Web page and app entries
========================
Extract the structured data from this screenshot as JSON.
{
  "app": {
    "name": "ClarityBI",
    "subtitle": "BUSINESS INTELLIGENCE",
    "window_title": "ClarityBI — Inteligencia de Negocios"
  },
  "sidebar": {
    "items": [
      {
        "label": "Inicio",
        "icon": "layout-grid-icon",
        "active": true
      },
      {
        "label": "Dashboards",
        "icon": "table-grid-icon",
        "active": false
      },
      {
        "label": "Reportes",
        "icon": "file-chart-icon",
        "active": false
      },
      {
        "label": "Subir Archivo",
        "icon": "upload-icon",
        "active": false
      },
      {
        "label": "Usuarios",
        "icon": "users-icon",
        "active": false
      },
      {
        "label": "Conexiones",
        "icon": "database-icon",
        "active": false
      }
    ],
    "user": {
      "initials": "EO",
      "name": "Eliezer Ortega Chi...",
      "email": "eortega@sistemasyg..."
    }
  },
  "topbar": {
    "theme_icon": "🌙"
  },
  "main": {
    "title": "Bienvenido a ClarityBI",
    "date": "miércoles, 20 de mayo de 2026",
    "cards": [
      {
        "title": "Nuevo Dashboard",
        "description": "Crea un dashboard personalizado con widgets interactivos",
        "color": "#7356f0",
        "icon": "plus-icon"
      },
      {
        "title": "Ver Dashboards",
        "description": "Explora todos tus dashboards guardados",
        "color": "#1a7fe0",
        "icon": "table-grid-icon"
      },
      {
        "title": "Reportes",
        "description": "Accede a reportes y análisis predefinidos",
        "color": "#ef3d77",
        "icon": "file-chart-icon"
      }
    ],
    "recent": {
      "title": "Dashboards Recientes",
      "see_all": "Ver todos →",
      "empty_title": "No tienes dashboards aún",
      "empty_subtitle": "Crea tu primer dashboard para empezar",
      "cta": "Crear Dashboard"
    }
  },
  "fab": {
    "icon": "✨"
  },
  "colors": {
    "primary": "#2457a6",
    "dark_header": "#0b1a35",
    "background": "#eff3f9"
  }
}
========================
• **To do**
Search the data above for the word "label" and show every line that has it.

• **Answer section**
        "label": "Inicio",
        "label": "Dashboards",
        "label": "Reportes",
        "label": "Subir Archivo",
        "label": "Usuarios",
        "label": "Conexiones",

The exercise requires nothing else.